## Work required
Write out the records in full and without alteration, setting aside their pictures.

## Data to process
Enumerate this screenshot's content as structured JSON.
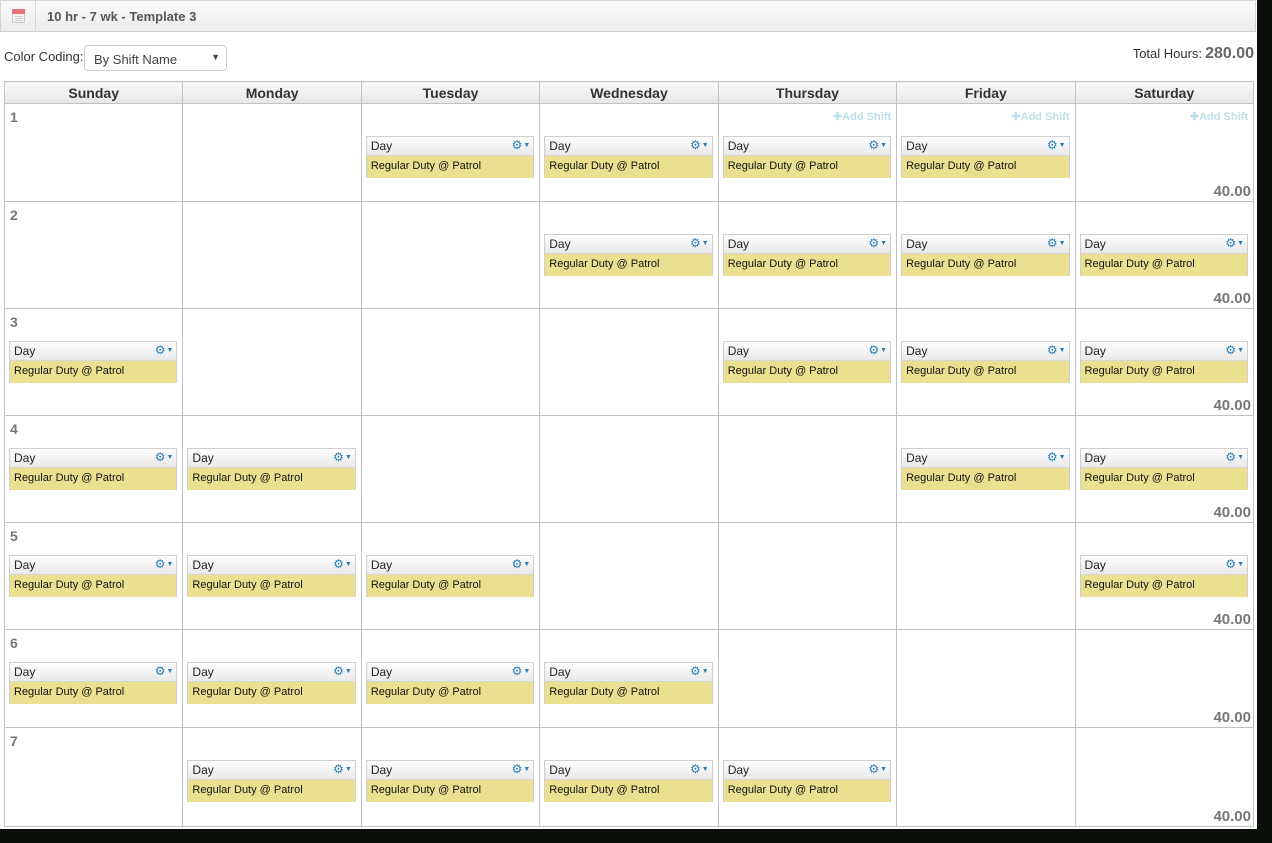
{
  "header": {
    "title": "10 hr - 7 wk - Template 3",
    "icon": "calendar-icon"
  },
  "toolbar": {
    "color_coding_label": "Color Coding:",
    "color_coding_value": "By Shift Name",
    "total_hours_label": "Total Hours:",
    "total_hours_value": "280.00"
  },
  "days": [
    "Sunday",
    "Monday",
    "Tuesday",
    "Wednesday",
    "Thursday",
    "Friday",
    "Saturday"
  ],
  "add_shift_label": "Add Shift",
  "shift_template": {
    "name": "Day",
    "desc": "Regular Duty @ Patrol",
    "color": "#ebe08f"
  },
  "weeks": [
    {
      "num": "1",
      "hours": "40.00",
      "shifts": [
        0,
        0,
        1,
        1,
        1,
        1,
        0
      ],
      "add_shift": [
        0,
        0,
        0,
        0,
        1,
        1,
        1
      ]
    },
    {
      "num": "2",
      "hours": "40.00",
      "shifts": [
        0,
        0,
        0,
        1,
        1,
        1,
        1
      ],
      "add_shift": [
        0,
        0,
        0,
        0,
        0,
        0,
        0
      ]
    },
    {
      "num": "3",
      "hours": "40.00",
      "shifts": [
        1,
        0,
        0,
        0,
        1,
        1,
        1
      ],
      "add_shift": [
        0,
        0,
        0,
        0,
        0,
        0,
        0
      ]
    },
    {
      "num": "4",
      "hours": "40.00",
      "shifts": [
        1,
        1,
        0,
        0,
        0,
        1,
        1
      ],
      "add_shift": [
        0,
        0,
        0,
        0,
        0,
        0,
        0
      ]
    },
    {
      "num": "5",
      "hours": "40.00",
      "shifts": [
        1,
        1,
        1,
        0,
        0,
        0,
        1
      ],
      "add_shift": [
        0,
        0,
        0,
        0,
        0,
        0,
        0
      ]
    },
    {
      "num": "6",
      "hours": "40.00",
      "shifts": [
        1,
        1,
        1,
        1,
        0,
        0,
        0
      ],
      "add_shift": [
        0,
        0,
        0,
        0,
        0,
        0,
        0
      ]
    },
    {
      "num": "7",
      "hours": "40.00",
      "shifts": [
        0,
        1,
        1,
        1,
        1,
        0,
        0
      ],
      "add_shift": [
        0,
        0,
        0,
        0,
        0,
        0,
        0
      ]
    }
  ]
}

## Reply to the task
Enumerate this screenshot's content as structured JSON.
{
  "header": {
    "title": "10 hr - 7 wk - Template 3",
    "icon": "calendar-icon"
  },
  "toolbar": {
    "color_coding_label": "Color Coding:",
    "color_coding_value": "By Shift Name",
    "total_hours_label": "Total Hours:",
    "total_hours_value": "280.00"
  },
  "days": [
    "Sunday",
    "Monday",
    "Tuesday",
    "Wednesday",
    "Thursday",
    "Friday",
    "Saturday"
  ],
  "add_shift_label": "Add Shift",
  "shift_template": {
    "name": "Day",
    "desc": "Regular Duty @ Patrol",
    "color": "#ebe08f"
  },
  "weeks": [
    {
      "num": "1",
      "hours": "40.00",
      "shifts": [
        0,
        0,
        1,
        1,
        1,
        1,
        0
      ],
      "add_shift": [
        0,
        0,
        0,
        0,
        1,
        1,
        1
      ]
    },
    {
      "num": "2",
      "hours": "40.00",
      "shifts": [
        0,
        0,
        0,
        1,
        1,
        1,
        1
      ],
      "add_shift": [
        0,
        0,
        0,
        0,
        0,
        0,
        0
      ]
    },
    {
      "num": "3",
      "hours": "40.00",
      "shifts": [
        1,
        0,
        0,
        0,
        1,
        1,
        1
      ],
      "add_shift": [
        0,
        0,
        0,
        0,
        0,
        0,
        0
      ]
    },
    {
      "num": "4",
      "hours": "40.00",
      "shifts": [
        1,
        1,
        0,
        0,
        0,
        1,
        1
      ],
      "add_shift": [
        0,
        0,
        0,
        0,
        0,
        0,
        0
      ]
    },
    {
      "num": "5",
      "hours": "40.00",
      "shifts": [
        1,
        1,
        1,
        0,
        0,
        0,
        1
      ],
      "add_shift": [
        0,
        0,
        0,
        0,
        0,
        0,
        0
      ]
    },
    {
      "num": "6",
      "hours": "40.00",
      "shifts": [
        1,
        1,
        1,
        1,
        0,
        0,
        0
      ],
      "add_shift": [
        0,
        0,
        0,
        0,
        0,
        0,
        0
      ]
    },
    {
      "num": "7",
      "hours": "40.00",
      "shifts": [
        0,
        1,
        1,
        1,
        1,
        0,
        0
      ],
      "add_shift": [
        0,
        0,
        0,
        0,
        0,
        0,
        0
      ]
    }
  ]
}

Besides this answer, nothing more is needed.